He started out as an academic subject librarian, turned into a systems librarian with script kiddie tendencies picking systems apart and then moved on to a manager position, before becoming the university librarian at Chalmers University of Technology and then moving on to the public library sector.

Daniel has continuously worked with the development of library services and facilities using agile methodologies, re-aligning staff and organisation with user needs. Now he focuses on agile management and change-management.

At Stockholm public library a UX development program is being deployed to activate and empower staff that also constitutes the foundation of an upcoming five-year strategic plan maintaining the library as Sweden’s most popular cultural institution with more than 11 million visitors (digital and physical).

He has presented at several international conferences and written stuff.



Kabelo Kgarosi holds the position of Assistant Director and Faculty Library Manager at the University of Pretoria, one of Africa’s top universities, and also one of the largest research universities in South Africa.

Her role contributes to reaching the strategic goals of the library, which is ultimately to become a 21st Century Library. Kabelo is an emerging leader in the field of User Experience in Libraries, charting a path towards developing and growing UX at the University of Pretoria’s Library, as well as Academic Libraries in South Africa. In addition to this, she is a champion and a co-driver of User Experience, which is one of the Library’s strategic focus areas.

With passions including user engagement and creating user-centred libraries, she has lead and participated in UX projects across different areas in the library. Kabelo is currently pursuing a Master’s Degree in Information Science on the aforementioned topic. At the moment, she is focused on embedding UX research and design in every part of the library as an emerging area in South African libraries.


Shelley Gullikson is a librarian at Carleton University in Ottawa with the rather lengthy title of Systems Librarian – Web, Communications, and Interface Design. She’s been incredibly lucky to have had a sabbatical year to research and read and think and write about UX.

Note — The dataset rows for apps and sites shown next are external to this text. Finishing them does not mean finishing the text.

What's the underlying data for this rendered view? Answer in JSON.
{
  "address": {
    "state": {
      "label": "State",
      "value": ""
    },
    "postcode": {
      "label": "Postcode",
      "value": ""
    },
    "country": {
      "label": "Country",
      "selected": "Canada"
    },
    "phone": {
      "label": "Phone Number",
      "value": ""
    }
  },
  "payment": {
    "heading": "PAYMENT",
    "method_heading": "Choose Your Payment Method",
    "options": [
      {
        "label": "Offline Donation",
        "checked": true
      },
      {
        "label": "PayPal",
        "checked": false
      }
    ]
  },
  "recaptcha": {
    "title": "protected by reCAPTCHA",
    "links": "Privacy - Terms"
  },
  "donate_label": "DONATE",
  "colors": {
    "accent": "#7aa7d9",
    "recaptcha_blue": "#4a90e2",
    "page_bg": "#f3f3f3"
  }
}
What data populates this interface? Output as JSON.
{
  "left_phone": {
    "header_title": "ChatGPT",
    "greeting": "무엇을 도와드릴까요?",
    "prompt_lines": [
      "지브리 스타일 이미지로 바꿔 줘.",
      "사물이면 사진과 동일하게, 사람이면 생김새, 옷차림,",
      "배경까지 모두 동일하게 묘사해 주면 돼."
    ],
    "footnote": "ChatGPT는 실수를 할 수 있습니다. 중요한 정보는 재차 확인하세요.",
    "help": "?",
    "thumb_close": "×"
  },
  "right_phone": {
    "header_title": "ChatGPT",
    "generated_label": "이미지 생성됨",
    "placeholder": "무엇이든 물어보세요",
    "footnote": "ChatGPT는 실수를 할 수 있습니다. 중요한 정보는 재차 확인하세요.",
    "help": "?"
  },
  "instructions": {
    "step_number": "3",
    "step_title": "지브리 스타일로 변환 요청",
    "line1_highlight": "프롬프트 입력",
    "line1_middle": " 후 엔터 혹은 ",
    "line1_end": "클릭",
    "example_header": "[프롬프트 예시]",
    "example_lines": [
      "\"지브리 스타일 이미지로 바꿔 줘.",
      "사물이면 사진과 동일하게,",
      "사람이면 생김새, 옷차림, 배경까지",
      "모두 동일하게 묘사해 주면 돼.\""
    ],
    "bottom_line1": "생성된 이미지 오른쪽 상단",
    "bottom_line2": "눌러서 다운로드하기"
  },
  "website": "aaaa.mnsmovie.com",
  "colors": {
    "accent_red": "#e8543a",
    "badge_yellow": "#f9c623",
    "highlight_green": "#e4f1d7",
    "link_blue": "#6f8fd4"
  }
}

In her librarian career before Carleton, Shelley was a website administrator at the Privy Council, head of reference at the Translation Bureau, Information Literacy Coordinator for a small liberal arts university, reference  librarian at an art school, library intern at a large research university, webmaster at a small arts advocacy group, and she catalogued news tape at the Canadian Broadcasting Corporation. A bit of a circuitous career path, but users have always been at the centre.

Shelley can’t quite believe that she has been able to attend all six UXLibs conferences. This is a lovely community and she’s so happy to be a part of it.


We will once again seek to ensure that our speakers reflect our profession and therefore aim to deliver a programme of which no more than a third of our speakers identify as male. We are also very keen to amplify speakers of colour and minority voices.


To be announced.


This year’s Gala Dinner will take place at The Biscuit Factory: the UK’s largest independent commercial art, craft & design gallery set in the heart of Newcastle’s cultural quarter.

Last year after dinner we were entertained by protest singer Grace Petrie and comedian Sarah Mann. We look forward to welcoming more talent to UXLibs in 2020.


Once again we followed a conference code of conduct to ensure that everyone attending UXLibs feels welcome, accepted and entirely safe throughout. This is very important to us and we are due to revisit its content before the end of this year.


Our 2019 Yearbook, effectively a conference proceedings, is in preparation and will be published in January.

See you at UXLibsVI!

Andy, Bryony, Helen
The UX in Libraries Committee